Records from a data collection
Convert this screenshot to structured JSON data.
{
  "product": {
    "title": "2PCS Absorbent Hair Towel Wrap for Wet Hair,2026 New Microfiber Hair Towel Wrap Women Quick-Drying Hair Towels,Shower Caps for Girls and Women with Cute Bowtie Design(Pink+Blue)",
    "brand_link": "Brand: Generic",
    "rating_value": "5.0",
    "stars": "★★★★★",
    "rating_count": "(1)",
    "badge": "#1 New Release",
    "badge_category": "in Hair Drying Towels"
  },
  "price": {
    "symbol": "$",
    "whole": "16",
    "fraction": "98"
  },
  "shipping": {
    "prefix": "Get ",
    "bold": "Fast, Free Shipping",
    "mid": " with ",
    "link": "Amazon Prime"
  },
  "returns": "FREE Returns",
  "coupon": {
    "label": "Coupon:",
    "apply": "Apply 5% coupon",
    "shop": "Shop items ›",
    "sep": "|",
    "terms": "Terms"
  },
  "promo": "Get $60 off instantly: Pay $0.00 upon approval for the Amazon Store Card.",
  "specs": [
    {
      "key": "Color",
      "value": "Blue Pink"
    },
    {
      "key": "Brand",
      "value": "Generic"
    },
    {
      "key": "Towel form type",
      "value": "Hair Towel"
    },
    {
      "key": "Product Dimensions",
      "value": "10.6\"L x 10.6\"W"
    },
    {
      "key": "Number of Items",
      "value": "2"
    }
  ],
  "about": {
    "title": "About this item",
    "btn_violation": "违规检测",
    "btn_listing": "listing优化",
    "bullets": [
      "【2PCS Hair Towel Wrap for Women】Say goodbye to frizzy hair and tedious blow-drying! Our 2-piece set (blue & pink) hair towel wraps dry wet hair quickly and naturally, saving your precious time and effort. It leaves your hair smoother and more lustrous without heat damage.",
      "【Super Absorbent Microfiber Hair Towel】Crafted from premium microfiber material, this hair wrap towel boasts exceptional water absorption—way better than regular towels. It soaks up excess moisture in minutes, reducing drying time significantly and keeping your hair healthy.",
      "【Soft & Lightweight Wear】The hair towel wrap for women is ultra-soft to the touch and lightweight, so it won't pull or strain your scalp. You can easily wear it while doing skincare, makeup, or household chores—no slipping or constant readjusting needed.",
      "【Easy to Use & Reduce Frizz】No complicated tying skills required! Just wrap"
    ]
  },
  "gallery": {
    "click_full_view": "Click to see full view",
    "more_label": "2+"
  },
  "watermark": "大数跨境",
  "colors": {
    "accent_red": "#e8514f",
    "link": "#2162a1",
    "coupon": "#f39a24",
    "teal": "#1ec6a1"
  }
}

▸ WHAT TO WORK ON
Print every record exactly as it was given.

▸ PROBLEM SOLUTION
Convert this screenshot to structured JSON data.
{
  "product": {
    "title": "2PCS Absorbent Hair Towel Wrap for Wet Hair,2026 New Microfiber Hair Towel Wrap Women Quick-Drying Hair Towels,Shower Caps for Girls and Women with Cute Bowtie Design(Pink+Blue)",
    "brand_link": "Brand: Generic",
    "rating_value": "5.0",
    "stars": "★★★★★",
    "rating_count": "(1)",
    "badge": "#1 New Release",
    "badge_category": "in Hair Drying Towels"
  },
  "price": {
    "symbol": "$",
    "whole": "16",
    "fraction": "98"
  },
  "shipping": {
    "prefix": "Get ",
    "bold": "Fast, Free Shipping",
    "mid": " with ",
    "link": "Amazon Prime"
  },
  "returns": "FREE Returns",
  "coupon": {
    "label": "Coupon:",
    "apply": "Apply 5% coupon",
    "shop": "Shop items ›",
    "sep": "|",
    "terms": "Terms"
  },
  "promo": "Get $60 off instantly: Pay $0.00 upon approval for the Amazon Store Card.",
  "specs": [
    {
      "key": "Color",
      "value": "Blue Pink"
    },
    {
      "key": "Brand",
      "value": "Generic"
    },
    {
      "key": "Towel form type",
      "value": "Hair Towel"
    },
    {
      "key": "Product Dimensions",
      "value": "10.6\"L x 10.6\"W"
    },
    {
      "key": "Number of Items",
      "value": "2"
    }
  ],
  "about": {
    "title": "About this item",
    "btn_violation": "违规检测",
    "btn_listing": "listing优化",
    "bullets": [
      "【2PCS Hair Towel Wrap for Women】Say goodbye to frizzy hair and tedious blow-drying! Our 2-piece set (blue & pink) hair towel wraps dry wet hair quickly and naturally, saving your precious time and effort. It leaves your hair smoother and more lustrous without heat damage.",
      "【Super Absorbent Microfiber Hair Towel】Crafted from premium microfiber material, this hair wrap towel boasts exceptional water absorption—way better than regular towels. It soaks up excess moisture in minutes, reducing drying time significantly and keeping your hair healthy.",
      "【Soft & Lightweight Wear】The hair towel wrap for women is ultra-soft to the touch and lightweight, so it won't pull or strain your scalp. You can easily wear it while doing skincare, makeup, or household chores—no slipping or constant readjusting needed.",
      "【Easy to Use & Reduce Frizz】No complicated tying skills required! Just wrap"
    ]
  },
  "gallery": {
    "click_full_view": "Click to see full view",
    "more_label": "2+"
  },
  "watermark": "大数跨境",
  "colors": {
    "accent_red": "#e8514f",
    "link": "#2162a1",
    "coupon": "#f39a24",
    "teal": "#1ec6a1"
  }
}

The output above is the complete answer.